Firstly, as mentioned earlier, incarnation should be our main model. It gives meaning to both the cross and the resurrection. Evangelicals have been so cross-centred that they have missed the genius of God becoming human. The gospel’s power is found in vulnerability.
Secondly, I offer a critique of the way that evangelicals measure success in ministry. Leaders become motivated by the wrong drivers, most of which mirror corporatism rather than Christ.
Thirdly, I try to show how we are to be gardeners rather than warriors. A good deal of evangelical theology and leadership practice draws its ideas from aggressive models. This often leads to an “ends justifies the means” culture where people are commoditised.
Who did you have in mind as you wrote this book? What kind of audience do you think will most benefit from it?
Rather counter-intuitively, I have written this book for a small audience. I am not trying to shake anyone’s faith. The main direction of my critique is upward towards the seats of power within the church. I have a great deal of sympathy for people who are caught up in the often unhealthy constructs we create in evangelicalism.
The book is for those within evangelicalism who wish to deconstruct their faith while holding to some idea of hope. I hope that those who have been hurt by the church will find a compassionate description of why the church can be unhealthy.
Churches on both sides of the Atlantic are experiencing a decline in numbers. What would you say to those who still cherish their faith but are disenfranchised with church?
Firstly, I would say “Do not go to unhealthy churches”. We have been so conditioned to think that God cannot meet us outside of the church that we become superstitious about not attending.

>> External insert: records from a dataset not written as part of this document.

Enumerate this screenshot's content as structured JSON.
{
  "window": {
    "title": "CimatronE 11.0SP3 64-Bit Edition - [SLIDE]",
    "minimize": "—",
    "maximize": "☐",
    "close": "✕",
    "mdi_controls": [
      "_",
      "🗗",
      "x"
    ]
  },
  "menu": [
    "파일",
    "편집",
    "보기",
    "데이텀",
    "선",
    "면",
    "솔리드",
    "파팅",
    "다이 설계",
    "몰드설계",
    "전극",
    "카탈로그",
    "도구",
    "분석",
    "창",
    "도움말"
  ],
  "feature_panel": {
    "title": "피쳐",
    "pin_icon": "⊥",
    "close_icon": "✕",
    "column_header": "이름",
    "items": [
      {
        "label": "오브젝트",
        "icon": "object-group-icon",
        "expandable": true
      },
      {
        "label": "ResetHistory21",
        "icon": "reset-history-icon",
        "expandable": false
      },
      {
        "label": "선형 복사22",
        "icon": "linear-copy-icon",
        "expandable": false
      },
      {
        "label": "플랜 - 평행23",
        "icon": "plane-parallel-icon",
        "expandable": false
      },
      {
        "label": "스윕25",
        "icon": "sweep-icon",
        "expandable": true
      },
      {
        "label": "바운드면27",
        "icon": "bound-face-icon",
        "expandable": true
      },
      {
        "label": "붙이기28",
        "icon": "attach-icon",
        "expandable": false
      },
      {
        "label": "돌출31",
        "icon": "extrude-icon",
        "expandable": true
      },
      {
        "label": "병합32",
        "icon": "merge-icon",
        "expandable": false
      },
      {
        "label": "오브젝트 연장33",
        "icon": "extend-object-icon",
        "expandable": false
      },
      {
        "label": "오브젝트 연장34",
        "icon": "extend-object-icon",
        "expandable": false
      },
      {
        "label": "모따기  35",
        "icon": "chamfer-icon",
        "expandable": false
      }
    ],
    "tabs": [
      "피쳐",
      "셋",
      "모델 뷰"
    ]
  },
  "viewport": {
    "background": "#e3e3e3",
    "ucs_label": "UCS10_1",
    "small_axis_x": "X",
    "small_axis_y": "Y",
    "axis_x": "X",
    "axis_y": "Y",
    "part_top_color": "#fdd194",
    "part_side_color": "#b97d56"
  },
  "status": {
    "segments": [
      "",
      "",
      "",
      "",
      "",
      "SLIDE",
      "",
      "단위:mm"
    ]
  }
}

Secondly, let the continent sink but look for the islands. Some of the models we have embraced deserve to die: let them go. Having said that, there are pockets of hope. Look for them. Embrace them.
Thirdly, if church is too painful for you, find community in other ways. Be a good human being while being in relationship with other people. Don’t be afraid to explore online communities.
My belief is that God is big enough to do what is needed to meet you in these places.
What advice would you give to church leaders who want to foster vibrant and relevant communities without giving in to fads and fashions or trying to please the crowd?
Firstly, uncouple every event you do from a revenue stream. Once you rely on the money you are likely to keep something going for the wrong reasons.
Secondly, don’t take the direct route towards growth. In fact, I would say don’t make numerical growth your goal. It is better to create places of safety, inclusion, and hope and then let the rest unfold.
Thirdly, don’t build a franchise model of church. Be incarnational. Live and breathe with the community and allow the genius of the Holy Spirit to direct you towards a model that is healthy.
In what ways do you think evangelical churches will look different in ten or fifteen years’ time?
At times of change things tend to polarise. Some churches will push hard to show that the old megachurch models are the gold standard. My belief is that we are already seeing new communities of hope beginning.
The problem is that you cannot measure these new communities by the same key performance indicators used by megachurches. This means that this deconstruction looks like it has failed. It doesn’t tend to produce large churches and distinct hierarchical structures.
Thus it will look like the evangelical church is failing, when in fact it is being translated into other expressions.
Is there anything else you’d like to say about your book?
I know it won’t be read by many people, but I hope it will encourage some people to explore deconstruction and reconstruction in a way that is helpful. I hope it will help some to have a confidence in a gospel that is more inclusive.
I’d like to once again express my sincere thanks to Alan for his willingness to spend some time answering my questions. I think his comments – and his book – contain some refreshing nuggets of insight for those questioning how they might continue to “do church” in healthy ways in the twenty-first century. If something you’ve read here resonates with you, why not share it below in the comments?